Engaging in child sexual abuse is a deviant sexual behavior of a subpopulation of adult men that can lead to long-standing distress in its victims. Some of these child sex abusers are pedophilic, i.e., they report an ongoing sexual attraction towards children. Currently it is unknown why these men sexually abuse children. The penetrance and stability of sexual preference and/or abusive behavior strongly suggests that there must be differences in psychological functioning that are realized in the brain. Recent scientific studies provide evidence that child sex abusers have aberrant brain functions, as well as altered brain structure, which may contribute to sexually offending children. This research collaboration aims to investigate these neurobiological aberrations systematically across a large group of patients with modern tools of cognitive neuroscience (e.g. brain imaging techniques and genetics). We assume that a genetic predisposition and developmental events and experiences lead to brain alterations underlying this sexual preference and/or (repeat) offending.
Neurobiology research, as proposed here, is a prerequisite for possible development of new and sufficiently reliable tools for the clinical diagnosis of pedophilic sexual preferences. Furthermore, we want to combine the neurobiological data with treatment outcome in order to improve treatment options. We feel that a detailed knowledge of child sex abusers’ and pedophiles’ brain functioning may one day help us to predict who will benefit from treatment, how to improve treatment strategies, and how to minimize recidivism.
The collaboration has brought together experienced researchers in the fields of neurobiology and treatment of sexual deviances and experts in neuroimaging and genetics. The combination of a common trunk (common experiments across all sites) and site specific experiments will enable large sample investigations and a diversity of in-depth insights of specific functions.
In addition to the recruitment of the participants, namely pedophilic and non-pedophilic sexual offenders, the research collaboration is characterized by a multimodal approach consisting of imaging, genetics, epigenetics, endocrinology, and psychology.The methods are composed of initially common trunk research questionsand site-specific investigations.
The methods of the common trunk are:
- standardized clincical-diagnostic interviews
- structural MRI with high resolution T1-scans (MPRAGE) and measurements of the white matter (DTI)
- functional MRI-Scans regarding sexual preferences, resting-state activity and inhibition

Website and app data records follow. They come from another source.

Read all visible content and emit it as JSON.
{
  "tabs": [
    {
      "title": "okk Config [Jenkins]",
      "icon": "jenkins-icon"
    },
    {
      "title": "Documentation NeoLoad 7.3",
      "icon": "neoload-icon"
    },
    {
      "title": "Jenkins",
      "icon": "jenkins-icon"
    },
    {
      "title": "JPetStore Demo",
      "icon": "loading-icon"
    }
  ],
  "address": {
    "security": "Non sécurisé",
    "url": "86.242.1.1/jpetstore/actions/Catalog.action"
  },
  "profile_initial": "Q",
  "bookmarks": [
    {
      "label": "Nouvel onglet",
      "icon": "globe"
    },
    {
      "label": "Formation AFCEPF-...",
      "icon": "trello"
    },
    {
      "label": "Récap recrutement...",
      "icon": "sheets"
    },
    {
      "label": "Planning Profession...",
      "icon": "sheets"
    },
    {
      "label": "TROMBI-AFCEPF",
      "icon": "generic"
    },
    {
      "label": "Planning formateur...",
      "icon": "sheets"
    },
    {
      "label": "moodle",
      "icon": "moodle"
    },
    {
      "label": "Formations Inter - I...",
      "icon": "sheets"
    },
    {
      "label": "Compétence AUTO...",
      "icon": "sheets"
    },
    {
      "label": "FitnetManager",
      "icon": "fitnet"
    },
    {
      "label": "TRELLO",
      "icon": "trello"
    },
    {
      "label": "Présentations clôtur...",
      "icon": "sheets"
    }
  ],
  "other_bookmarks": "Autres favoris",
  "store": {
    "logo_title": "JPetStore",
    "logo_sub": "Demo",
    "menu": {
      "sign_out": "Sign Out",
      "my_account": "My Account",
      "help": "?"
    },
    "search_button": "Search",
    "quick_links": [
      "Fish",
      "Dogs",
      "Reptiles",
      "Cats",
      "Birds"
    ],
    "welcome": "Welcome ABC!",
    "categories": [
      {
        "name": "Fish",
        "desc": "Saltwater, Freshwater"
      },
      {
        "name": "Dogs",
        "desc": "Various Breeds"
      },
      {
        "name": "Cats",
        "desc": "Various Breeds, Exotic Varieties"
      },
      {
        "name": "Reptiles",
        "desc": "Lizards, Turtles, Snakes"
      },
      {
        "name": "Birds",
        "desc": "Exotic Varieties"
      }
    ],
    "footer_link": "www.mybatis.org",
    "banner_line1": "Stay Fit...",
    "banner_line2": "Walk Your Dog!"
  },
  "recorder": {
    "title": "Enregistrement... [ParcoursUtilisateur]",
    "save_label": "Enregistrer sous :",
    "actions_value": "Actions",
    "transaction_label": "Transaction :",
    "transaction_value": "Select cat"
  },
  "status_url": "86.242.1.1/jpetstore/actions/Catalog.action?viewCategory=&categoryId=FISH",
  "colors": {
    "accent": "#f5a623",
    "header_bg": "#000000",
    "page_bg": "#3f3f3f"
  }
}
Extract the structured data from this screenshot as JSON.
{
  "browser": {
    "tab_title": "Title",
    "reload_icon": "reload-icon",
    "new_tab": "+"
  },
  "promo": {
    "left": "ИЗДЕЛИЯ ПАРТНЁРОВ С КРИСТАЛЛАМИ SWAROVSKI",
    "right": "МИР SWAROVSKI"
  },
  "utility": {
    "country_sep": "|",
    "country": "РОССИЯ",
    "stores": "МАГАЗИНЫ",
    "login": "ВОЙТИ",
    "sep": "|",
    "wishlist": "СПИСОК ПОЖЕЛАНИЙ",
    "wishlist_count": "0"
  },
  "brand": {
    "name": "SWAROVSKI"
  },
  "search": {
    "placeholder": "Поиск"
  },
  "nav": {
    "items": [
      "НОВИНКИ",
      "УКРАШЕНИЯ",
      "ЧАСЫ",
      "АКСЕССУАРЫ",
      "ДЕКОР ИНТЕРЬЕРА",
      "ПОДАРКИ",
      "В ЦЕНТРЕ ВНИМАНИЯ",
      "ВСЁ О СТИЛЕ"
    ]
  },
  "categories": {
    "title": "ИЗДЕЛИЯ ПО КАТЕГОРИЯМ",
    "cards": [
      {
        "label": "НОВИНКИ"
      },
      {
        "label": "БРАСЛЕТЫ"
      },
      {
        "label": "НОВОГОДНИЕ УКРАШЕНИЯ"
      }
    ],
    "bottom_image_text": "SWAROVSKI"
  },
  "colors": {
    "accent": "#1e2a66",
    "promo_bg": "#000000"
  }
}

- neuropsychological and psychometrical testing
- endocrinological and (epi-)genetic investigations
A description of site-specific investigations can be found under Sites.